Bill Viola: The Moving Portrait is a retrospective exhibition happening at the National Portrait Gallery in Washington DC. The exhibition, on view until until May 2017, is celebrating a career of a pioneering video artist Bill Viola. The artist is recognized for his groundbreaking use of video technologies; and his works are known as poetic and performative, exploring the spiritual and perceptual side of human experience. Installed in multiple darker rooms, the show takes a viewer into a few episodes with the moving portraits. They are diverse, as one can imagine, and with each work the viewer’s experience becomes more fluid than staged or patterned. The works follow more circular way of reasoning than linear logic in storytelling.
The portrait of Bill Viola himself is titled Self Portrait, Submerged, 2013 (color high-definition video on LED display; stereo sound; 10:18 minutes). This portrait connects to an idea of mortality, the artist himself is appearing underwater. He looks as if being still with his eyes closed, and he does not seemingly breath. However, the movement becomes present with the unfolding effect of the water moving and altering the stage so to speak. For Viola, self-portrait is an evergoing reflective way to figure oneself out. Self-portrait is always a self-representation. As an artistic discovery it would be more like looking beyond a merely simple representation of oneself; attaching a subjective and changing viewpoint into a larger psychological canvas. We live in an era of selfies, so what more is there to discover, beyond a representation? Where does the normative cultural portrait end, and the new interpretation start?
In many of his works, Bill Viola summons the characters, young and old, male and female. These portraits are submerged underwater in a similar manner as his Self Portrait Submerged. A group of seven works are titled The Dreamers (2013). The portraits appear in a dark room as an installation of plasma displays mounted on the wall. They radiate very subtle visuality. There is water underneath of each character as their personal stage. It is the essence of the water that animates the otherwise still portraits to become sifting moments in space. The plasma videos are accompanied with a sound of a running water, which appears as a surrounding pulse for the portraits. These portraits take form as immersing works. In a way they are virtual, or the time is stopped as if there was an episode happening in another realm or in outer space. Each personality emerges as colors, when their fabric and hair covered bodies measure the dimensionality of the water. They contour and camouflouge barely within its surface.
A very different video setting is formed around a work titled The Reflecting Pool originating from 1977-79. In the video, a man is emerging from the forest standing in front of the pool. As he is leaping up in a sudden movement, jumping into the water, the image freezes. The person remains still in the center of the image; he is frozen whilst the water in the pool is slightly moving and changing. Another take on a theme of time passing.
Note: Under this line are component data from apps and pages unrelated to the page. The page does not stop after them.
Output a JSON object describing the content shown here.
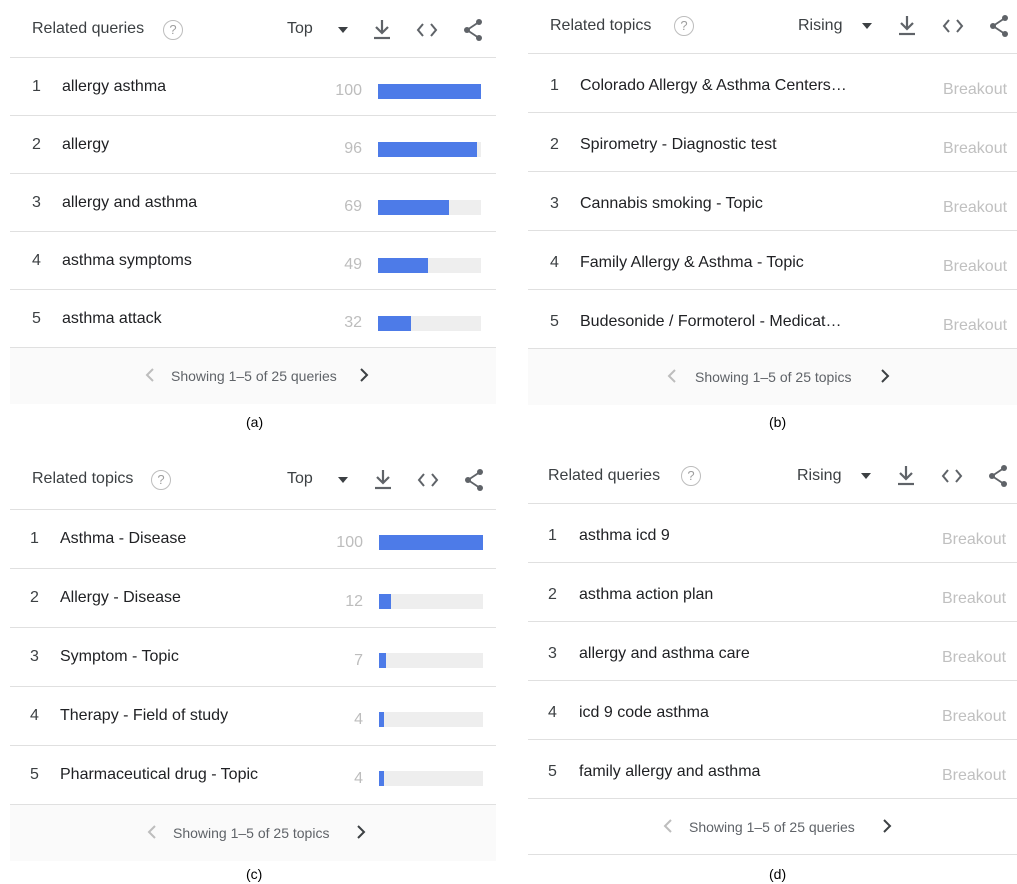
{
  "panels": {
    "a": {
      "title": "Related queries",
      "help": "?",
      "sort": "Top",
      "rows": [
        {
          "rank": "1",
          "label": "allergy asthma",
          "value": "100",
          "level": 100
        },
        {
          "rank": "2",
          "label": "allergy",
          "value": "96",
          "level": 96
        },
        {
          "rank": "3",
          "label": "allergy and asthma",
          "value": "69",
          "level": 69
        },
        {
          "rank": "4",
          "label": "asthma symptoms",
          "value": "49",
          "level": 49
        },
        {
          "rank": "5",
          "label": "asthma attack",
          "value": "32",
          "level": 32
        }
      ],
      "pager": "Showing 1–5 of 25 queries",
      "caption": "(a)"
    },
    "b": {
      "title": "Related topics",
      "help": "?",
      "sort": "Rising",
      "rows": [
        {
          "rank": "1",
          "label": "Colorado Allergy & Asthma Centers…",
          "value": "Breakout"
        },
        {
          "rank": "2",
          "label": "Spirometry - Diagnostic test",
          "value": "Breakout"
        },
        {
          "rank": "3",
          "label": "Cannabis smoking - Topic",
          "value": "Breakout"
        },
        {
          "rank": "4",
          "label": "Family Allergy & Asthma - Topic",
          "value": "Breakout"
        },
        {
          "rank": "5",
          "label": "Budesonide / Formoterol - Medicat…",
          "value": "Breakout"
        }
      ],
      "pager": "Showing 1–5 of 25 topics",
      "caption": "(b)"
    },
    "c": {
      "title": "Related topics",
      "help": "?",
      "sort": "Top",
      "rows": [
        {
          "rank": "1",
          "label": "Asthma - Disease",
          "value": "100",
          "level": 100
        },
        {
          "rank": "2",
          "label": "Allergy - Disease",
          "value": "12",
          "level": 12
        },
        {
          "rank": "3",
          "label": "Symptom - Topic",
          "value": "7",
          "level": 7
        },
        {
          "rank": "4",
          "label": "Therapy - Field of study",
          "value": "4",
          "level": 4
        },
        {
          "rank": "5",
          "label": "Pharmaceutical drug - Topic",
          "value": "4",
          "level": 4
        }
      ],
      "pager": "Showing 1–5 of 25 topics",
      "caption": "(c)"
    },
    "d": {
      "title": "Related queries",
      "help": "?",
      "sort": "Rising",
      "rows": [
        {
          "rank": "1",
          "label": "asthma icd 9",
          "value": "Breakout"
        },
        {
          "rank": "2",
          "label": "asthma action plan",
          "value": "Breakout"
        },
        {
          "rank": "3",
          "label": "allergy and asthma care",
          "value": "Breakout"
        },
        {
          "rank": "4",
          "label": "icd 9 code asthma",
          "value": "Breakout"
        },
        {
          "rank": "5",
          "label": "family allergy and asthma",
          "value": "Breakout"
        }
      ],
      "pager": "Showing 1–5 of 25 queries",
      "caption": "(d)"
    }
  },
  "icons": {
    "help": "help-circle-icon",
    "sort": "caret-down-icon",
    "download": "download-icon",
    "embed": "embed-code-icon",
    "share": "share-icon",
    "prev": "chevron-left-icon",
    "next": "chevron-right-icon"
  },
  "colors": {
    "bar_fill": "#4d7be8",
    "bar_track": "#eeeeee",
    "breakout_text": "#c0c0c0",
    "value_text": "#bdbdbd"
  }
}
This time, the person is also immersed into the surroundings even more, and perhaps becoming one with the green lush with all his senses.
In a massive one screen video installation, a group of nineteen men and women from various ethnic backgrounds are struck by a great amount of water coming from a high pressure hose. The video called The Raft (May 2004), expresses different actions and reactions from the people to a seemingly catastrophic situation. Some are struggling physically showing hardship of survival with their bodies, the others remain more upright; yet all characters are touched and moved by the sudden force. The scene of the people reacting with their personal response, with their bodies moving, resisting, twisting, and falling, is effective. In the end, the water stops and leaves people with altered positions. The narrative brings into mind a natural force, which takes over peoples’ lives and controls their surroundings. An occurrence, which people cannot control. The video story opens a new stance to altered ways of being flooded, or being carried away with life occurrences.
Bill Viola: The Moving Portrait exhibition is a well curated retrospective to the artist’s forty year career. It includes several works investigating life cycles, and the process of aging. It touches a question of gender, and the metaphysical place for people in the world. His video works speak with the language and gesture of the body and face. They confront us with emotion and presence. Portraits are not always beautiful, or the characters are not always beautiful in a sense of how we measure our bodily image. But they echo beauty with their truthfulness and soul, which goes further than a normative cultural presentation.
Bill Viola started his discovery with a Portapak camera in the early 1970s. Since that time, the video has been his medium of expression.
More info about Bill Viola: The Moving Portrait exhibition at the National Portrait Gallery
More info about the artist on James Cohan Gallery
Artist website: http://www.billviola.com/